§ **Aim of the task**
Pick every line from the data that holds the word "icon".

--- Input data ---

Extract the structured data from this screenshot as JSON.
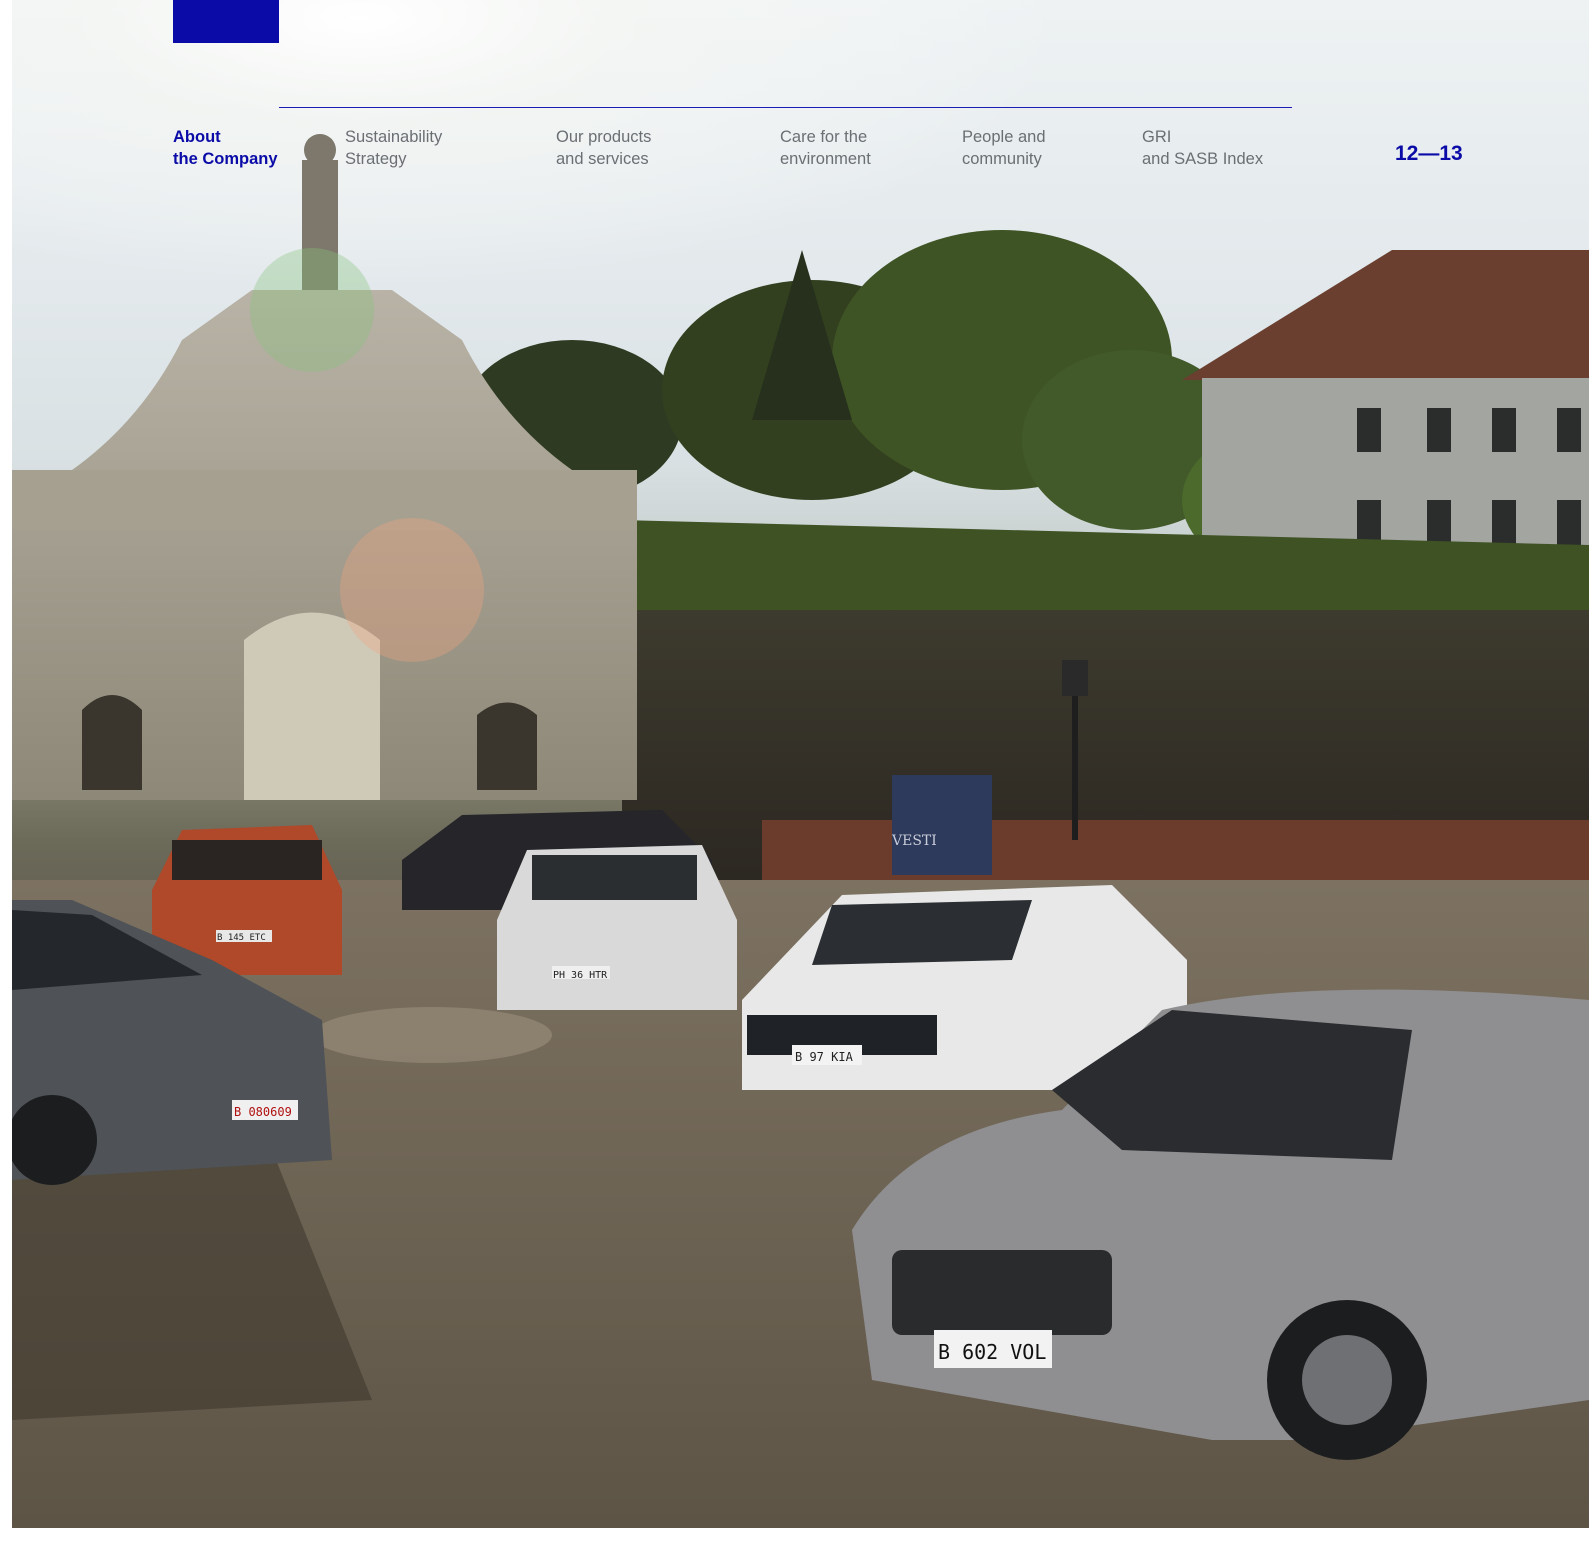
{
  "nav": {
    "items": [
      {
        "line1": "About",
        "line2": "the Company",
        "active": true
      },
      {
        "line1": "Sustainability",
        "line2": "Strategy",
        "active": false
      },
      {
        "line1": "Our products",
        "line2": "and services",
        "active": false
      },
      {
        "line1": "Care for the",
        "line2": "environment",
        "active": false
      },
      {
        "line1": "People and",
        "line2": "community",
        "active": false
      },
      {
        "line1": "GRI",
        "line2": "and SASB Index",
        "active": false
      }
    ]
  },
  "page_numbers": "12—13",
  "photo": {
    "plates": [
      "B 145 ETC",
      "PH 36 HTR",
      "B 97 KIA",
      "B 080609",
      "B 602 VOL"
    ],
    "sign_text": "VESTI"
  },
  "colors": {
    "brand_blue": "#0b0ca8",
    "nav_gray": "#6b6f74"
  }
}
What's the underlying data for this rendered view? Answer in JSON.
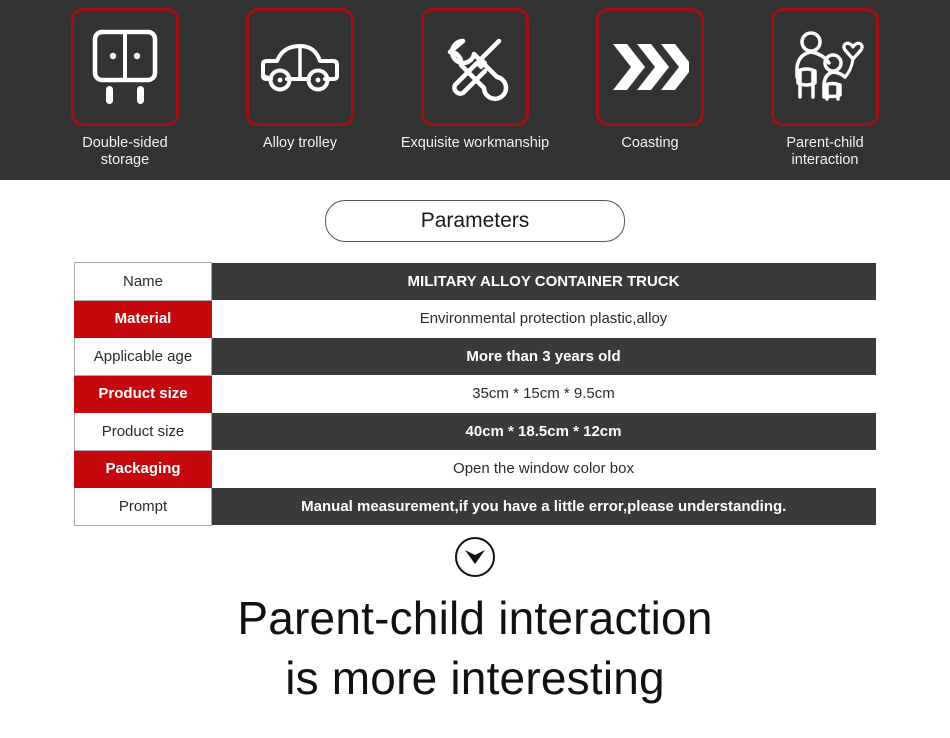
{
  "theme": {
    "dark_bg": "#333333",
    "accent_red": "#a01015",
    "cell_red": "#c4080e",
    "cell_dark": "#3a3a3a",
    "text_light": "#f2f2f2",
    "text_dark": "#1a1a1a"
  },
  "features": {
    "items": [
      {
        "icon": "double-door-cabinet-icon",
        "label": "Double-sided\nstorage",
        "label_line1": "Double-sided",
        "label_line2": "storage"
      },
      {
        "icon": "car-icon",
        "label": "Alloy trolley",
        "label_line1": "Alloy trolley",
        "label_line2": ""
      },
      {
        "icon": "wrench-screwdriver-icon",
        "label": "Exquisite workmanship",
        "label_line1": "Exquisite workmanship",
        "label_line2": ""
      },
      {
        "icon": "triple-chevron-right-icon",
        "label": "Coasting",
        "label_line1": "Coasting",
        "label_line2": ""
      },
      {
        "icon": "parent-child-balloon-icon",
        "label": "Parent-child\ninteraction",
        "label_line1": "Parent-child",
        "label_line2": "interaction"
      }
    ]
  },
  "parameters_button": {
    "label": "Parameters"
  },
  "spec_table": {
    "rows": [
      {
        "key": "Name",
        "value": "MILITARY ALLOY CONTAINER TRUCK",
        "key_style": "light",
        "value_style": "dark"
      },
      {
        "key": "Material",
        "value": "Environmental protection plastic,alloy",
        "key_style": "red",
        "value_style": "light"
      },
      {
        "key": "Applicable age",
        "value": "More than 3 years old",
        "key_style": "light",
        "value_style": "dark"
      },
      {
        "key": "Product size",
        "value": "35cm * 15cm * 9.5cm",
        "key_style": "red",
        "value_style": "light"
      },
      {
        "key": "Product size",
        "value": "40cm * 18.5cm * 12cm",
        "key_style": "light",
        "value_style": "dark"
      },
      {
        "key": "Packaging",
        "value": "Open the window color box",
        "key_style": "red",
        "value_style": "light"
      },
      {
        "key": "Prompt",
        "value": "Manual measurement,if you have a little error,please understanding.",
        "key_style": "light",
        "value_style": "dark"
      }
    ]
  },
  "scroll_hint": {
    "icon": "chevron-down-circle-icon"
  },
  "headline": {
    "line1": "Parent-child interaction",
    "line2": "is more interesting"
  }
}
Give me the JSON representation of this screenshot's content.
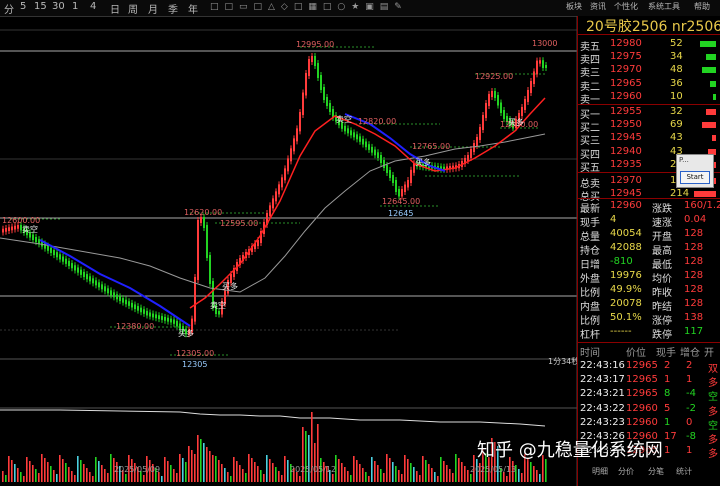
{
  "toolbar": {
    "timeframes": [
      "分",
      "5",
      "15",
      "30",
      "1",
      "4",
      "日",
      "周",
      "月",
      "季",
      "年"
    ],
    "menu": [
      "板块",
      "资讯",
      "个性化",
      "系统工具",
      "帮助"
    ]
  },
  "instrument": {
    "title": "20号胶2506  nr2506"
  },
  "orderbook": {
    "asks": [
      {
        "label": "卖五",
        "price": "12980",
        "vol": "52"
      },
      {
        "label": "卖四",
        "price": "12975",
        "vol": "34"
      },
      {
        "label": "卖三",
        "price": "12970",
        "vol": "48"
      },
      {
        "label": "卖二",
        "price": "12965",
        "vol": "36"
      },
      {
        "label": "卖一",
        "price": "12960",
        "vol": "10"
      }
    ],
    "bids": [
      {
        "label": "买一",
        "price": "12955",
        "vol": "32"
      },
      {
        "label": "买二",
        "price": "12950",
        "vol": "69"
      },
      {
        "label": "买三",
        "price": "12945",
        "vol": "43"
      },
      {
        "label": "买四",
        "price": "12940",
        "vol": "43"
      },
      {
        "label": "买五",
        "price": "12935",
        "vol": "2"
      }
    ],
    "totals": [
      {
        "label": "总卖",
        "price": "12970",
        "vol": "18"
      },
      {
        "label": "总买",
        "price": "12945",
        "vol": "214"
      }
    ]
  },
  "stats": [
    {
      "l1": "最新",
      "v1": "12960",
      "l2": "涨跌",
      "v2": "160/1.25"
    },
    {
      "l1": "现手",
      "v1": "4",
      "l2": "速涨",
      "v2": "0.04"
    },
    {
      "l1": "总量",
      "v1": "40054",
      "l2": "开盘",
      "v2": "128"
    },
    {
      "l1": "持仓",
      "v1": "42088",
      "l2": "最高",
      "v2": "128"
    },
    {
      "l1": "日增",
      "v1": "-810",
      "l2": "最低",
      "v2": "128"
    },
    {
      "l1": "外盘",
      "v1": "19976",
      "l2": "均价",
      "v2": "128"
    },
    {
      "l1": "比例",
      "v1": "49.9%",
      "l2": "昨收",
      "v2": "128"
    },
    {
      "l1": "内盘",
      "v1": "20078",
      "l2": "昨结",
      "v2": "128"
    },
    {
      "l1": "比例",
      "v1": "50.1%",
      "l2": "涨停",
      "v2": "138"
    },
    {
      "l1": "杠杆",
      "v1": "------",
      "l2": "跌停",
      "v2": "117"
    }
  ],
  "ticks": {
    "headers": [
      "时间",
      "价位",
      "现手",
      "增仓",
      "开"
    ],
    "rows": [
      {
        "time": "22:43:16",
        "price": "12965",
        "qty": "2",
        "chg": "2",
        "type": "双"
      },
      {
        "time": "22:43:17",
        "price": "12965",
        "qty": "1",
        "chg": "1",
        "type": "多"
      },
      {
        "time": "22:43:21",
        "price": "12965",
        "qty": "8",
        "chg": "-4",
        "type": "空"
      },
      {
        "time": "22:43:22",
        "price": "12960",
        "qty": "5",
        "chg": "-2",
        "type": "多"
      },
      {
        "time": "22:43:23",
        "price": "12960",
        "qty": "1",
        "chg": "0",
        "type": "空"
      },
      {
        "time": "22:43:26",
        "price": "12960",
        "qty": "17",
        "chg": "-8",
        "type": "多"
      },
      {
        "time": "22:43:27",
        "price": "12965",
        "qty": "1",
        "chg": "1",
        "type": "多"
      }
    ],
    "footer_buttons": [
      "明细",
      "分价",
      "分笔",
      "统计"
    ]
  },
  "chart_labels": {
    "high_top": "12995.00",
    "high_right": "13000",
    "p12925": "12925.00",
    "p12820": "12820.00",
    "p12765": "12765.00",
    "p12645a": "12645.00",
    "p12645b": "12645",
    "p12620": "12620.00",
    "p12595": "12595.00",
    "p12600": "12600.00",
    "p12380": "12380.00",
    "p12305a": "12305.00",
    "p12305b": "12305",
    "p12840": "12840.00",
    "sig_long1": "买多",
    "sig_short1": "卖空",
    "sig_short2": "卖空",
    "sig_long2": "买多",
    "sig_long3": "买多",
    "sig_short3": "卖空",
    "sig_long4": "买多",
    "period": "1分34秒"
  },
  "dates": [
    "2025/05/09",
    "2025/05/12",
    "2025/05/13"
  ],
  "watermark": "知乎 @九稳量化系统网",
  "popup": {
    "title": "P...",
    "button": "Start"
  },
  "colors": {
    "up": "#ff3b3b",
    "down": "#22d422",
    "ma_fast": "#ff2020",
    "ma_slow": "#999999",
    "trend_down": "#2020ff"
  }
}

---

§ **Solution below**
        "icon": "double-door-cabinet-icon",
        "icon": "car-icon",
        "icon": "wrench-screwdriver-icon",
        "icon": "triple-chevron-right-icon",
        "icon": "parent-child-balloon-icon",
    "icon": "chevron-down-circle-icon"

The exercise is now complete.